In most organizations, managers wear many hats; of course, they need to manage their teams, but many also have nonmanagerial duties, such as working on projects or championing company initiatives. It’s becoming increasingly expected that managers also serve as coaches for their teams. Although the manager-as-coach paradigm is relatively new, interest in that role has grown dramatically among companies in recent years.
Working Themselves Out of a Job
It’s easy to see why. Modern companies increasingly derive value and create new value primarily from their human resources rather than machinery and factories. Therefore, any opportunity to continually and effectively develop talent is given keen interest.
And although it might seem counterintuitive, managers should also play a key role in the promotion of their subordinates. But if a manager’s subordinate is promoted, doesn’t that mean the manager is out of a job? After all, a subordinate’s next level up in the organizational hierarchy is the manager role. But subordinates’ promotion does not necessarily spell disaster for their managers; it often means a promotion opportunity for the managers themselves.
You Won’t Move Up if They Don’t!
For one, managers who can develop their staff into talent that’s ready for promotion are valuable commodities. This means the success of managers’ teams reflects directly and positively on the managers themselves. Additionally, a promotion doesn’t need to be to the existing manager’s position or even within the same team or group.

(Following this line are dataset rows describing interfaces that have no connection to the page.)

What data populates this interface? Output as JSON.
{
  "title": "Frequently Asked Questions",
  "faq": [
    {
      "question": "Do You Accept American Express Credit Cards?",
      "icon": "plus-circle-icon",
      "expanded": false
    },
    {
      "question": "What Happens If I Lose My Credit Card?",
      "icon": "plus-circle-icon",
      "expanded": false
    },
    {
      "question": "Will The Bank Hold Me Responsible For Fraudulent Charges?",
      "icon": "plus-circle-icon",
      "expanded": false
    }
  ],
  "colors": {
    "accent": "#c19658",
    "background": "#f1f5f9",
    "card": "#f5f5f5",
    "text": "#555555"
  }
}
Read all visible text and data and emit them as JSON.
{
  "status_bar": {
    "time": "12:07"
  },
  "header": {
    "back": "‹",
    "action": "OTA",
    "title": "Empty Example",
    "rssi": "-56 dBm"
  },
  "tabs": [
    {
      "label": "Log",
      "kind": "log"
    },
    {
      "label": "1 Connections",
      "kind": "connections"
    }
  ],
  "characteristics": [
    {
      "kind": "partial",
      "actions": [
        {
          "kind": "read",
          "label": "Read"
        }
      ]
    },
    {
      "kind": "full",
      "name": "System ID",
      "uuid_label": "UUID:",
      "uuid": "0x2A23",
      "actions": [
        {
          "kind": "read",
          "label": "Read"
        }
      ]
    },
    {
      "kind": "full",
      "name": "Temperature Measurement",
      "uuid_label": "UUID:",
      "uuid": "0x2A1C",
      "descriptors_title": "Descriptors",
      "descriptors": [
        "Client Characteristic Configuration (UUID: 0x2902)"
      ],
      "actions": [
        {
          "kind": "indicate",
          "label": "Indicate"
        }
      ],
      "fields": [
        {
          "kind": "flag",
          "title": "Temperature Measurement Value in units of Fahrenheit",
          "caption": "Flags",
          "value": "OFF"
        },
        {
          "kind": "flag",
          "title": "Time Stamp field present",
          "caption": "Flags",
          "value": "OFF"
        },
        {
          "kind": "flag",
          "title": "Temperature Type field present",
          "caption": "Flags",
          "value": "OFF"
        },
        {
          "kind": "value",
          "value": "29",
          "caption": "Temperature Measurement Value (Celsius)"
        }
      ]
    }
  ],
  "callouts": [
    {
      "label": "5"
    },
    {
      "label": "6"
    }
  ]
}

On a more practical level, an obstacle many companies face after an employee’s promotion is having to replace the individual. Some employees might see this as a positive because it signifies job security, but job security can be a double-edged sword.
Paving the Way for Your Replacement
If a company needs an employee to be in a specific role because that employee is the only one who can do the job, the company doesn’t have the option to move the employee to a new position he or she might be interested in, including a promotion. But if a manager does a great job developing his or her team, there will be options executives can choose from when the manager is up for a promotion.
Managers are already busy with managing teams and performing other essential tasks, but they are increasingly being expected to act as coaches and talent developers, which often includes setting subordinates up for promotions. Managers who can groom their staff for advancement are often seen as prime candidates for advancement themselves, in part because the success of a manager’s team is a direct reflection of the success of the manager.